While other games in this genre have better melee, Dark Meadow manages to be fairly exciting in its swordplay, but has the crossbow to augment the action. There’s a leveling up system as players earn Experience Points with each battle and earn gold too. This lets them upgrade stats and buy better loot.
All of these make for a fine game, but Dark Meadow really shines with its story, dialog and presentation. Throughout the adventure, the Player is guided by a madman who speaks over intercoms. This friendly, but insane, fellow isn’t particularly helpful, but does offer some hilarious anecdotes about living in a haunted insane asylum. This madman discusses how he hoards bacon bits, misses the company of women, and sometimes speculates that he might have gone mad“BWAHH HA HA HA HAHA HAAA!!!”.
The writers are clearly having fun with their game, but the comedy is only a small fraction of Dark Meadow. There’s an intelligent and scary story behind all the monster fights and insane ranting. Players will find scraps of notes and newspapers around the asylum and can collect these to fully unravel the history of the place, and the architect who built it (Frank Lloyd Wright is an obvious inspiration). The story is a bit reminiscent of the Silent Hill games, and is quite fun to piece together.
The business model for iPhone games is traveling down a very clear path. Great games launch at a fairly high price before taking a quick price cut after a month or so, and eventually end up going free-to-play. That’s what happened to Dark Meadow. While it was certainly worth a few dollars at launch, it went free-to-play recently and this has had some changes to the gameplay.

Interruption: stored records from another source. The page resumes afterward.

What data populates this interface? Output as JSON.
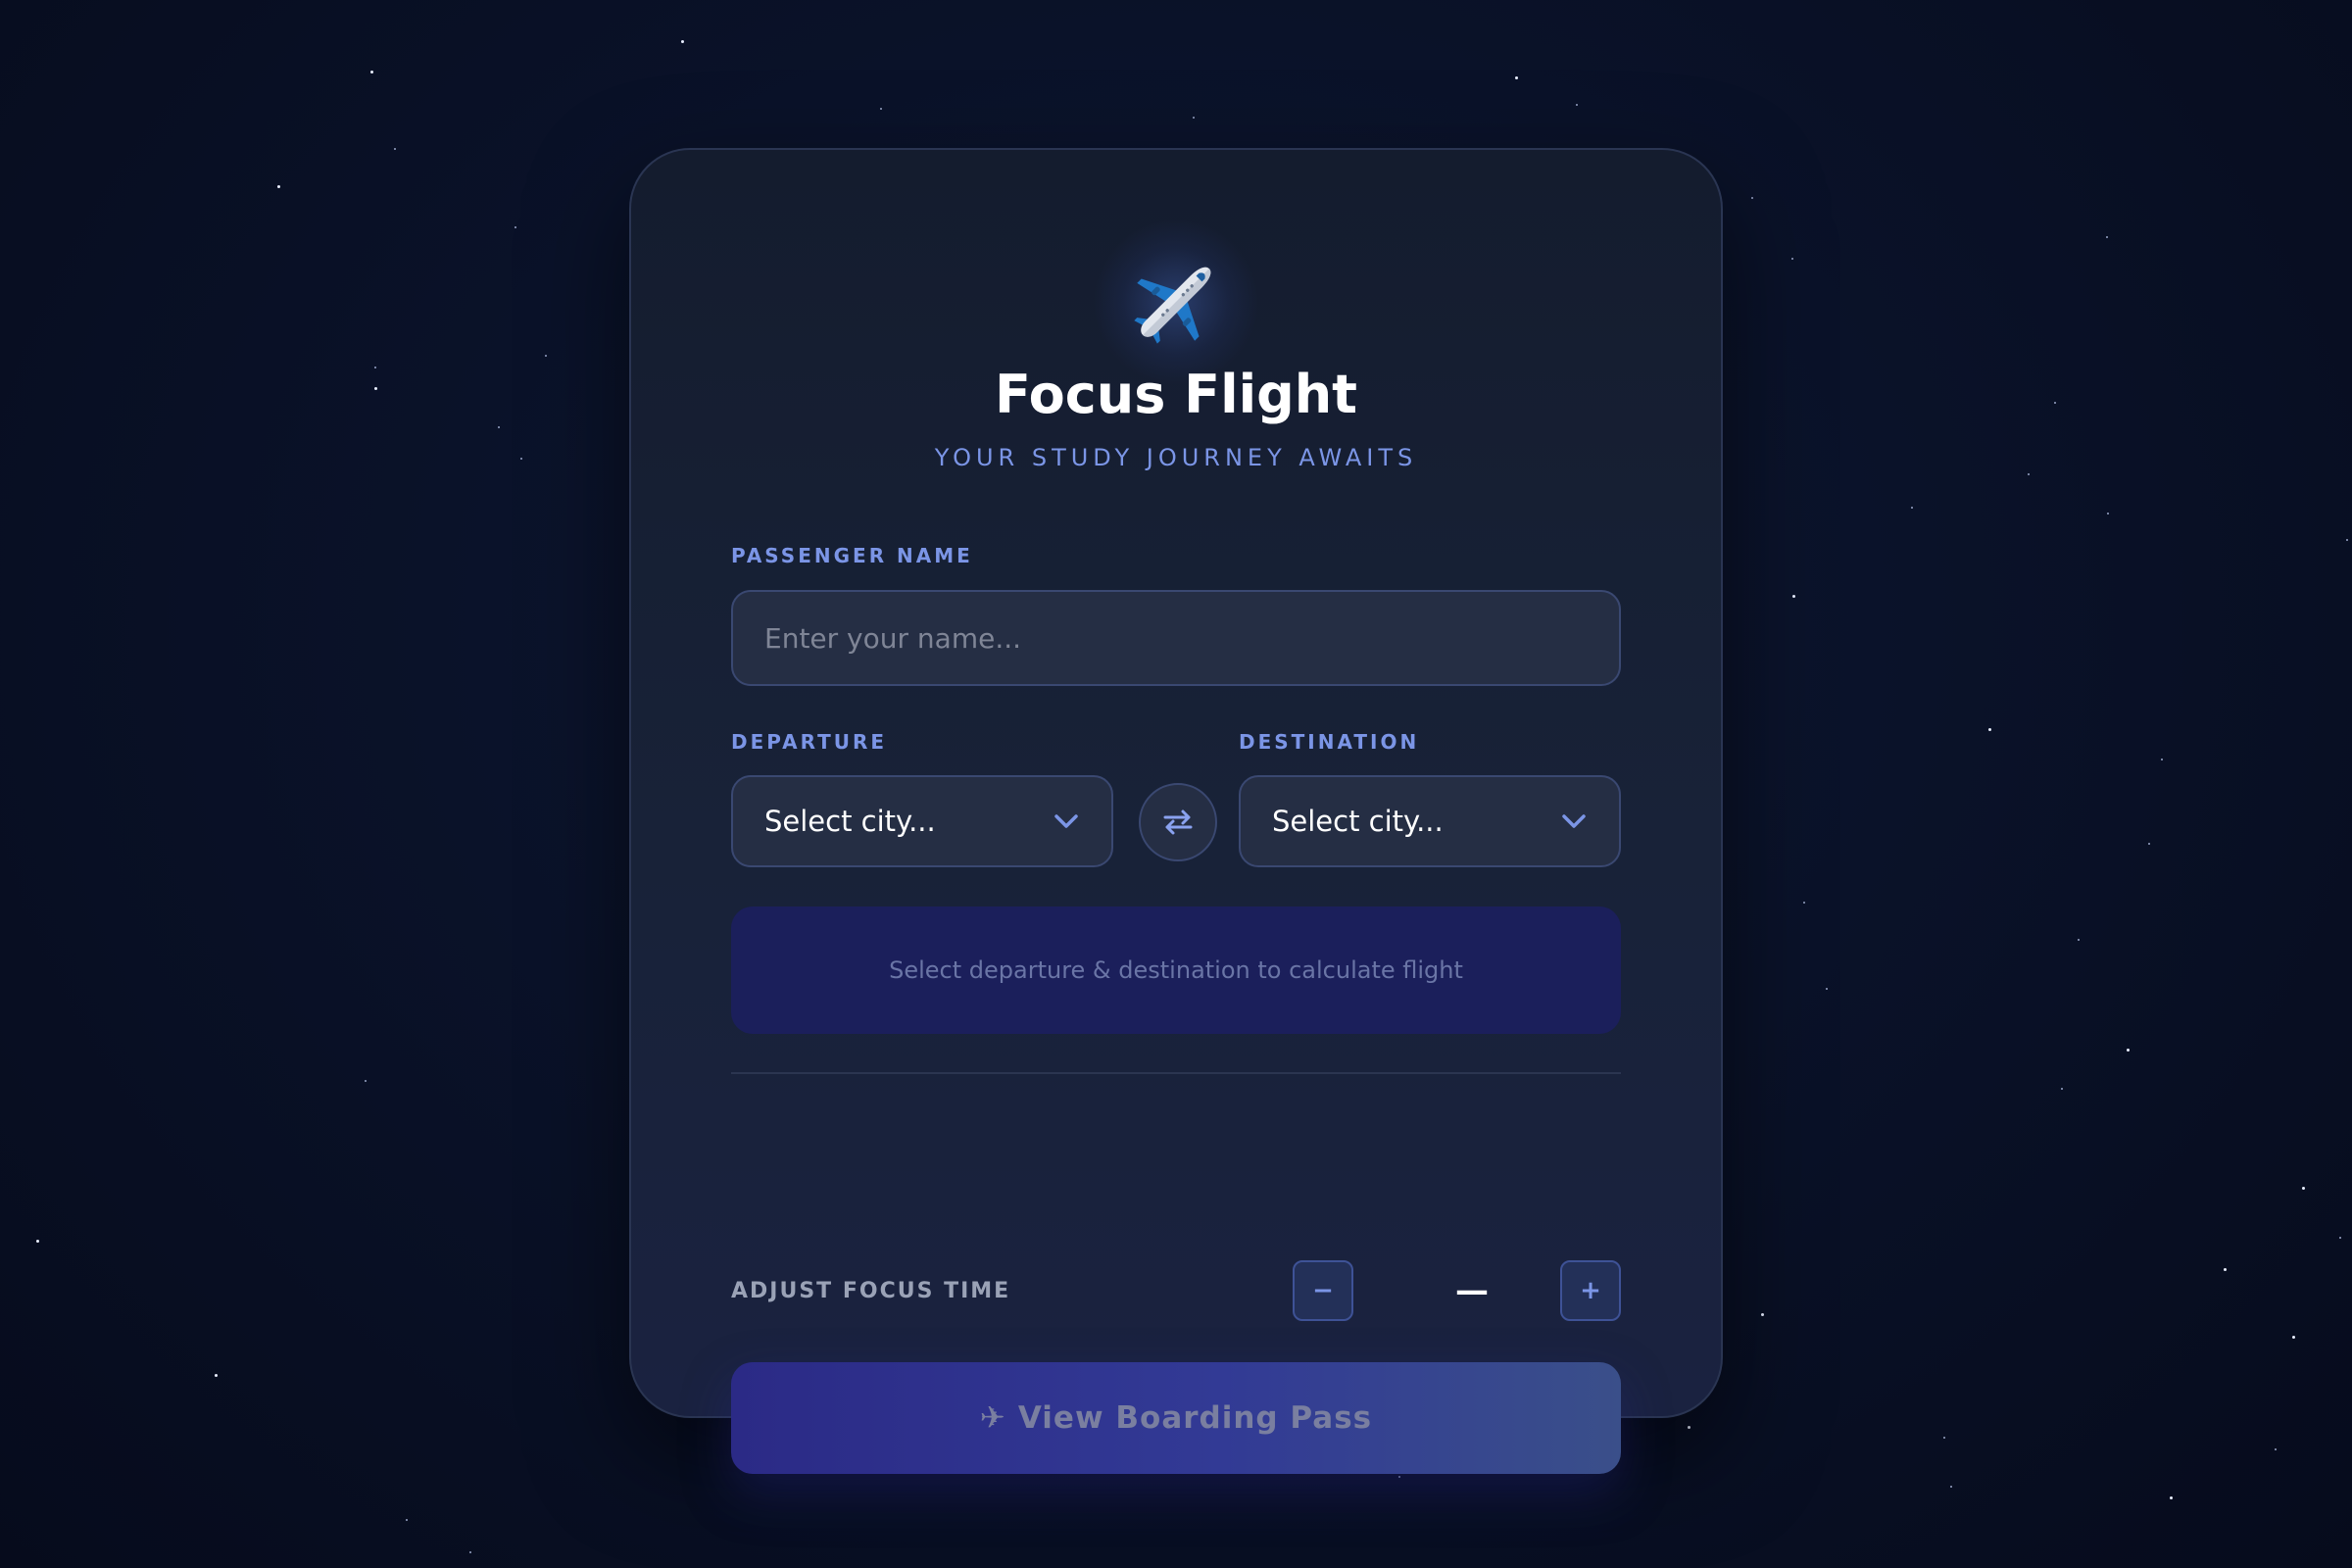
{
  "app": {
    "icon": "airplane-icon",
    "title": "Focus Flight",
    "subtitle": "YOUR STUDY JOURNEY AWAITS"
  },
  "passenger": {
    "label": "PASSENGER NAME",
    "placeholder": "Enter your name...",
    "value": ""
  },
  "route": {
    "departure_label": "DEPARTURE",
    "departure_value": "Select city...",
    "destination_label": "DESTINATION",
    "destination_value": "Select city...",
    "swap_icon": "swap-arrows-icon"
  },
  "flight_info": {
    "message": "Select departure & destination to calculate flight"
  },
  "focus_time": {
    "label": "ADJUST FOCUS TIME",
    "decrement_label": "−",
    "increment_label": "+",
    "value": "—"
  },
  "cta": {
    "icon": "✈",
    "label": "View Boarding Pass"
  },
  "colors": {
    "background": "#0a1229",
    "card": "#182238",
    "accent": "#7b95e6",
    "info_panel": "#1b1f5b",
    "cta": "#2b2a86"
  }
}
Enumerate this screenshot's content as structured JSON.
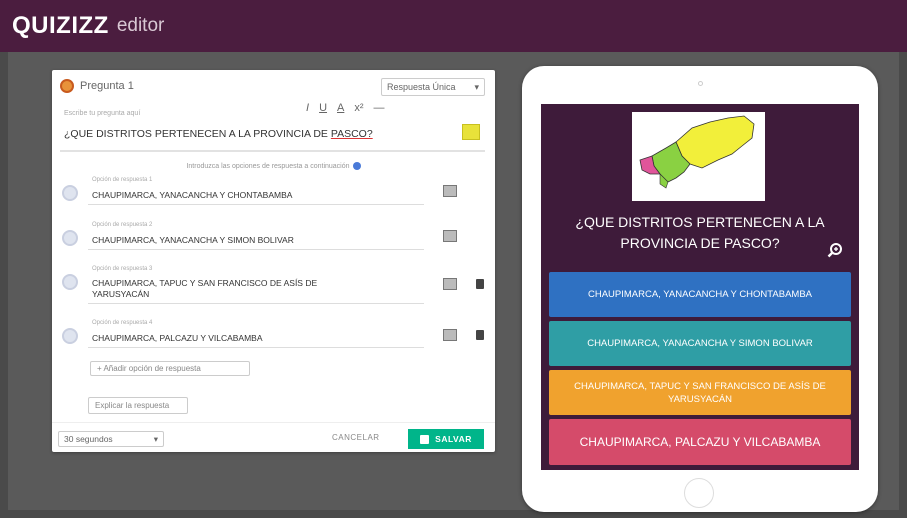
{
  "app": {
    "logo": "QUIZIZZ",
    "subtitle": "editor",
    "accent": "#4b1d3f"
  },
  "editor": {
    "question_label": "Pregunta 1",
    "answer_type": "Respuesta Única",
    "question_hint": "Escribe tu pregunta aquí",
    "format_bar": [
      "I",
      "U",
      "A",
      "x²",
      "—"
    ],
    "question_text_before": "¿QUE DISTRITOS PERTENECEN A LA PROVINCIA DE ",
    "question_text_underlined": "PASCO?",
    "options_hint": "Introduzca las opciones de respuesta a continuación",
    "options": [
      {
        "hint": "Opción de respuesta 1",
        "text": "CHAUPIMARCA, YANACANCHA Y CHONTABAMBA"
      },
      {
        "hint": "Opción de respuesta 2",
        "text": "CHAUPIMARCA, YANACANCHA Y SIMON BOLIVAR"
      },
      {
        "hint": "Opción de respuesta 3",
        "text": "CHAUPIMARCA, TAPUC Y SAN FRANCISCO DE ASÍS DE YARUSYACÁN"
      },
      {
        "hint": "Opción de respuesta 4",
        "text": "CHAUPIMARCA, PALCAZU Y VILCABAMBA"
      }
    ],
    "add_option": "+ Añadir opción de respuesta",
    "explain": "Explicar la respuesta",
    "timer": "30 segundos",
    "cancel": "CANCELAR",
    "save": "SALVAR"
  },
  "preview": {
    "question": "¿QUE DISTRITOS PERTENECEN A LA PROVINCIA DE PASCO?",
    "answers": [
      {
        "text": "CHAUPIMARCA, YANACANCHA Y CHONTABAMBA",
        "color": "#2f71c2"
      },
      {
        "text": "CHAUPIMARCA, YANACANCHA Y SIMON BOLIVAR",
        "color": "#2f9ea5"
      },
      {
        "text": "CHAUPIMARCA, TAPUC Y SAN FRANCISCO DE ASÍS DE YARUSYACÁN",
        "color": "#f0a22e"
      },
      {
        "text": "CHAUPIMARCA, PALCAZU Y VILCABAMBA",
        "color": "#d54b6a"
      }
    ]
  }
}
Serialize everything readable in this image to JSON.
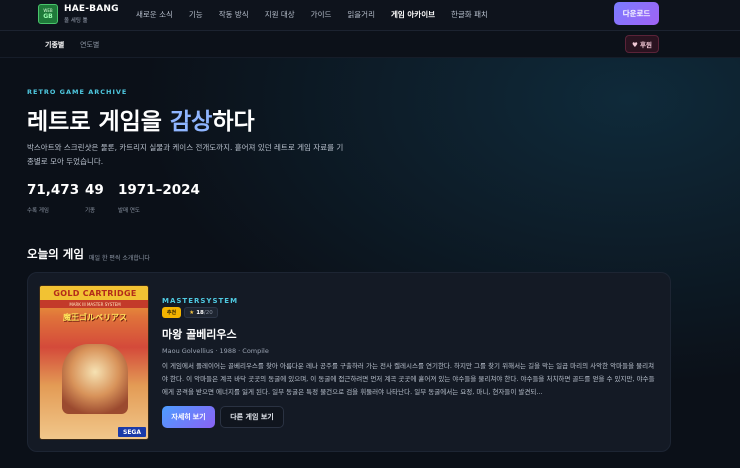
{
  "header": {
    "logo_line1": "WEB",
    "logo_line2": "GB",
    "brand_name": "HAE-BANG",
    "brand_sub": "올 세팅 툴",
    "nav": [
      "새로운 소식",
      "기능",
      "작동 방식",
      "지원 대상",
      "가이드",
      "읽을거리",
      "게임 아카이브",
      "한글화 패치"
    ],
    "active_nav": "게임 아카이브",
    "download_label": "다운로드"
  },
  "subnav": {
    "tabs": [
      "기종별",
      "연도별"
    ],
    "sponsor_label": "♥ 후원"
  },
  "hero": {
    "eyebrow": "RETRO GAME ARCHIVE",
    "headline_pre": "레트로 게임을 ",
    "headline_accent": "감상",
    "headline_post": "하다",
    "description": "박스아트와 스크린샷은 물론, 카트리지 실물과 케이스 전개도까지. 흩어져 있던 레트로 게임 자료를 기종별로 모아 두었습니다.",
    "stats": [
      {
        "value": "71,473",
        "label": "수록 게임"
      },
      {
        "value": "49",
        "label": "기종"
      },
      {
        "value": "1971–2024",
        "label": "발매 연도"
      }
    ]
  },
  "today": {
    "title": "오늘의 게임",
    "subtitle": "매일 한 편씩 소개합니다",
    "cover": {
      "top": "GOLD CARTRIDGE",
      "band": "MARK III  MASTER SYSTEM",
      "title": "魔王ゴルベリアス",
      "sega": "SEGA"
    },
    "platform": "MASTERSYSTEM",
    "badge": "추천",
    "score": "18",
    "score_of": "/20",
    "game_title": "마왕 골베리우스",
    "meta": "Maou Golvellius · 1988 · Compile",
    "desc": "이 게임에서 플레이어는 골베리우스를 찾아 아름다운 레나 공주를 구출하러 가는 전사 켈레시스를 연기한다. 하지만 그를 찾기 위해서는 길을 막는 일곱 마리의 사악한 악마들을 물리쳐야 한다. 이 악마들은 계곡 바닥 곳곳의 동굴에 있으며, 이 동굴에 접근하려면 먼저 계곡 곳곳에 흩어져 있는 야수들을 물리쳐야 한다. 야수들을 처치하면 골드를 얻을 수 있지만, 야수들에게 공격을 받으면 에너지를 잃게 된다. 일부 동굴은 특정 물건으로 검을 휘둘러야 나타난다. 일부 동굴에서는 요정, 마니, 현자들이 발견되...",
    "detail_label": "자세히 보기",
    "other_label": "다른 게임 보기"
  }
}
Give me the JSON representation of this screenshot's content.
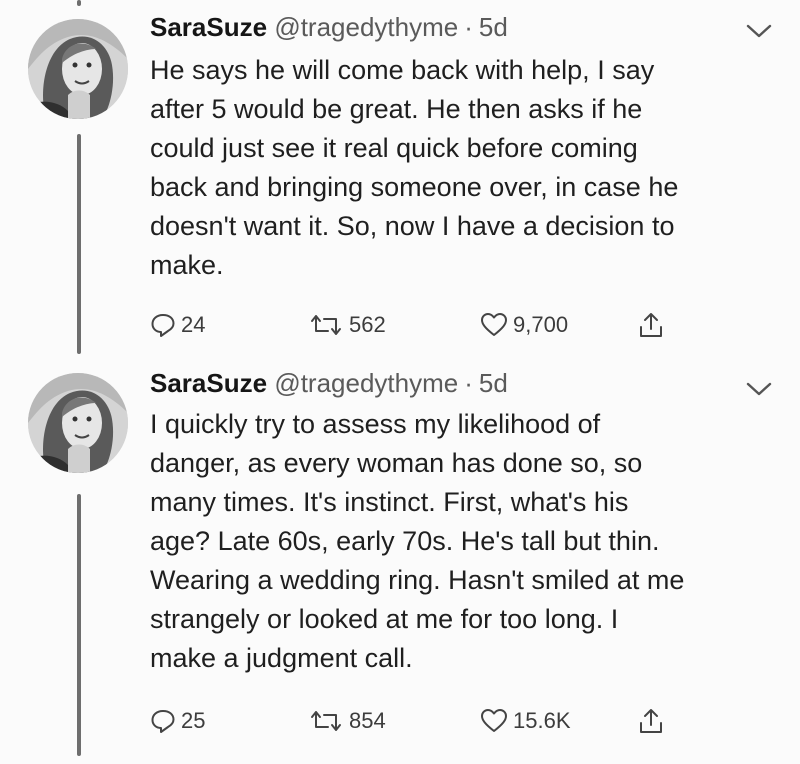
{
  "tweets": [
    {
      "name": "SaraSuze",
      "handle": "@tragedythyme",
      "separator": "·",
      "time": "5d",
      "text": "He says he will come back with help, I say\nafter 5 would be great. He then asks if he\ncould just see it real quick before coming\nback and bringing someone over, in case he\ndoesn't want it. So, now I have a decision to\nmake.",
      "replies": "24",
      "retweets": "562",
      "likes": "9,700"
    },
    {
      "name": "SaraSuze",
      "handle": "@tragedythyme",
      "separator": "·",
      "time": "5d",
      "text": "I quickly try to assess my likelihood of\ndanger, as every woman has done so, so\nmany times. It's instinct. First, what's his\nage? Late 60s, early 70s. He's tall but thin.\nWearing a wedding ring. Hasn't smiled at me\nstrangely or looked at me for too long. I\nmake a judgment call.",
      "replies": "25",
      "retweets": "854",
      "likes": "15.6K"
    }
  ],
  "icons": {
    "reply": "reply-icon",
    "retweet": "retweet-icon",
    "like": "heart-icon",
    "share": "share-icon",
    "menu": "chevron-down-icon"
  },
  "colors": {
    "background": "#fbfbfb",
    "text": "#1f1f1f",
    "muted": "#5a5a5a",
    "thread_line": "#6e6e6e"
  }
}
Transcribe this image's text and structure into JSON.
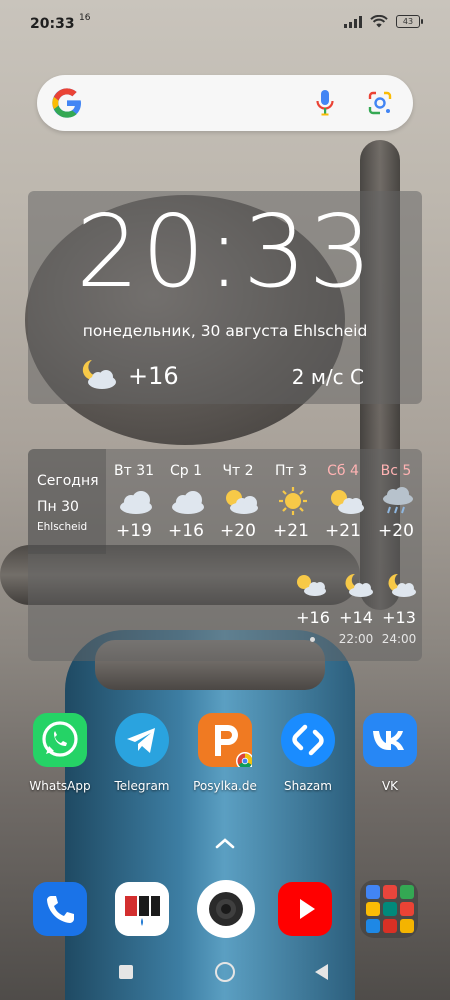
{
  "status_bar": {
    "time": "20:33",
    "notification": "16",
    "battery": "43"
  },
  "search": {
    "placeholder": ""
  },
  "clock_widget": {
    "time": "20:33",
    "date_location": "понедельник, 30 августа Ehlscheid",
    "temperature": "+16",
    "wind": "2 м/с С"
  },
  "forecast_widget": {
    "today_label": "Сегодня",
    "today_date": "Пн 30",
    "location": "Ehlscheid",
    "days": [
      {
        "label": "Вт 31",
        "icon": "cloud-icon",
        "temp": "+19",
        "weekend": false
      },
      {
        "label": "Ср 1",
        "icon": "cloud-icon",
        "temp": "+16",
        "weekend": false
      },
      {
        "label": "Чт 2",
        "icon": "partly-cloudy-icon",
        "temp": "+20",
        "weekend": false
      },
      {
        "label": "Пт 3",
        "icon": "sun-icon",
        "temp": "+21",
        "weekend": false
      },
      {
        "label": "Сб 4",
        "icon": "partly-cloudy-icon",
        "temp": "+21",
        "weekend": true
      },
      {
        "label": "Вс 5",
        "icon": "rain-icon",
        "temp": "+20",
        "weekend": true
      }
    ],
    "hourly": [
      {
        "icon": "partly-cloudy-icon",
        "temp": "+16",
        "time": ""
      },
      {
        "icon": "moon-cloud-icon",
        "temp": "+14",
        "time": "22:00"
      },
      {
        "icon": "moon-cloud-icon",
        "temp": "+13",
        "time": "24:00"
      }
    ]
  },
  "apps": [
    {
      "label": "WhatsApp",
      "icon": "whatsapp-icon",
      "color": "#25d366"
    },
    {
      "label": "Telegram",
      "icon": "telegram-icon",
      "color": "#2aa3df"
    },
    {
      "label": "Posylka.de",
      "icon": "posylka-icon",
      "color": "#f07a22"
    },
    {
      "label": "Shazam",
      "icon": "shazam-icon",
      "color": "#1a8cff"
    },
    {
      "label": "VK",
      "icon": "vk-icon",
      "color": "#2787f5"
    }
  ],
  "dock": [
    {
      "icon": "phone-icon",
      "color": "#1a73e8"
    },
    {
      "icon": "yap-icon",
      "color": "#ffffff"
    },
    {
      "icon": "camera-icon",
      "color": "#ffffff"
    },
    {
      "icon": "youtube-icon",
      "color": "#ff0000"
    }
  ],
  "colors": {
    "widget_bg": "#646464",
    "weekend_text": "#ffb3b3"
  }
}
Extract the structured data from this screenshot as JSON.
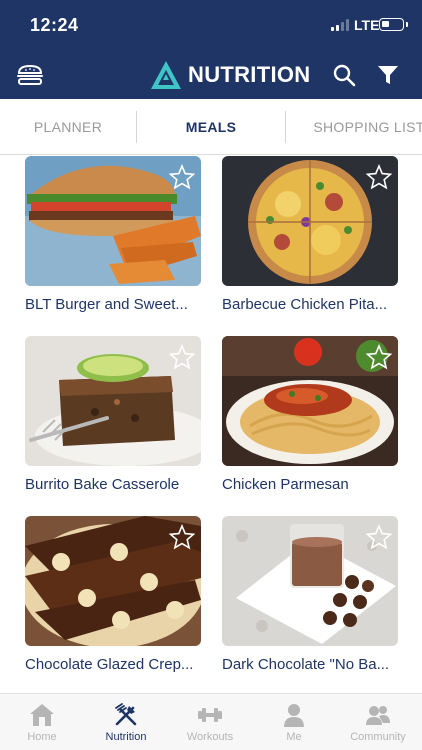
{
  "status_bar": {
    "time": "12:24",
    "network": "LTE"
  },
  "header": {
    "title": "NUTRITION",
    "menu_icon": "burger-menu-icon",
    "search_icon": "search-icon",
    "filter_icon": "filter-icon",
    "colors": {
      "background": "#1f3566",
      "logo_accent": "#3fc4c8"
    }
  },
  "tabs": [
    {
      "label": "PLANNER",
      "active": false
    },
    {
      "label": "MEALS",
      "active": true
    },
    {
      "label": "SHOPPING LIST",
      "active": false
    }
  ],
  "meals": [
    {
      "name": "BLT Burger and Sweet...",
      "favorite": false
    },
    {
      "name": "Barbecue Chicken Pita...",
      "favorite": false
    },
    {
      "name": "Burrito Bake Casserole",
      "favorite": false
    },
    {
      "name": "Chicken Parmesan",
      "favorite": false
    },
    {
      "name": "Chocolate Glazed Crep...",
      "favorite": false
    },
    {
      "name": "Dark Chocolate \"No Ba...",
      "favorite": false
    }
  ],
  "bottom_nav": [
    {
      "label": "Home",
      "icon": "home-icon",
      "active": false
    },
    {
      "label": "Nutrition",
      "icon": "fork-knife-icon",
      "active": true
    },
    {
      "label": "Workouts",
      "icon": "dumbbell-icon",
      "active": false
    },
    {
      "label": "Me",
      "icon": "person-icon",
      "active": false
    },
    {
      "label": "Community",
      "icon": "community-icon",
      "active": false
    }
  ]
}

It’s mostly unharmed, but players are now pestered with ads, and are often given the option to use real-world money to buy in-game items. This extra items aren’t needed to progress in the game, though and players should find it quite rewarding to gather loot the old-fashioned way. Still, at the bargain price of “Free”, it’s hard to not recommend Dark Meadow, especially since it counted as a very good game even when it cost actual money to buy. Aside from the merits of being free, it’s also a fun title for fans of the Infinity Blade genre, and to gamers who enjoy survival horror games.